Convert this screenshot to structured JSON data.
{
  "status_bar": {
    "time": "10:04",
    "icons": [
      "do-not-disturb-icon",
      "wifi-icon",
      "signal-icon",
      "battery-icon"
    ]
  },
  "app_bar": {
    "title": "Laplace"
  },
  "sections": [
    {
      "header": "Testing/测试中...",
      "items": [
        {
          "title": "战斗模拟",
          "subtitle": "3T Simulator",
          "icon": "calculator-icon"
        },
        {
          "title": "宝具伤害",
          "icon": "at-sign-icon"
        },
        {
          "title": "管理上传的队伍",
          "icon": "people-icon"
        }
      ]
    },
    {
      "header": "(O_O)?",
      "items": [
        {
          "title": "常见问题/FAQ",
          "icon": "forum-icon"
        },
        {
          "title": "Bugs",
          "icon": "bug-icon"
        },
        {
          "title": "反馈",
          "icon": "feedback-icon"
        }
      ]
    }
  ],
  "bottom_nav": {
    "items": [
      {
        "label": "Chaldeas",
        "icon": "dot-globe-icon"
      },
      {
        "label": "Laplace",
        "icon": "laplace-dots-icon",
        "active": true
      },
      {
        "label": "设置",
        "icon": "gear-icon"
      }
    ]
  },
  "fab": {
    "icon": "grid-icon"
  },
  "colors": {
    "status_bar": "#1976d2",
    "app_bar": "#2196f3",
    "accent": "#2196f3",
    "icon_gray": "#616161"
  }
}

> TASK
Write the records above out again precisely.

> RESULT OF THE EXERCISE
Convert this screenshot to structured JSON data.
{
  "status_bar": {
    "time": "10:04",
    "icons": [
      "do-not-disturb-icon",
      "wifi-icon",
      "signal-icon",
      "battery-icon"
    ]
  },
  "app_bar": {
    "title": "Laplace"
  },
  "sections": [
    {
      "header": "Testing/测试中...",
      "items": [
        {
          "title": "战斗模拟",
          "subtitle": "3T Simulator",
          "icon": "calculator-icon"
        },
        {
          "title": "宝具伤害",
          "icon": "at-sign-icon"
        },
        {
          "title": "管理上传的队伍",
          "icon": "people-icon"
        }
      ]
    },
    {
      "header": "(O_O)?",
      "items": [
        {
          "title": "常见问题/FAQ",
          "icon": "forum-icon"
        },
        {
          "title": "Bugs",
          "icon": "bug-icon"
        },
        {
          "title": "反馈",
          "icon": "feedback-icon"
        }
      ]
    }
  ],
  "bottom_nav": {
    "items": [
      {
        "label": "Chaldeas",
        "icon": "dot-globe-icon"
      },
      {
        "label": "Laplace",
        "icon": "laplace-dots-icon",
        "active": true
      },
      {
        "label": "设置",
        "icon": "gear-icon"
      }
    ]
  },
  "fab": {
    "icon": "grid-icon"
  },
  "colors": {
    "status_bar": "#1976d2",
    "app_bar": "#2196f3",
    "accent": "#2196f3",
    "icon_gray": "#616161"
  }
}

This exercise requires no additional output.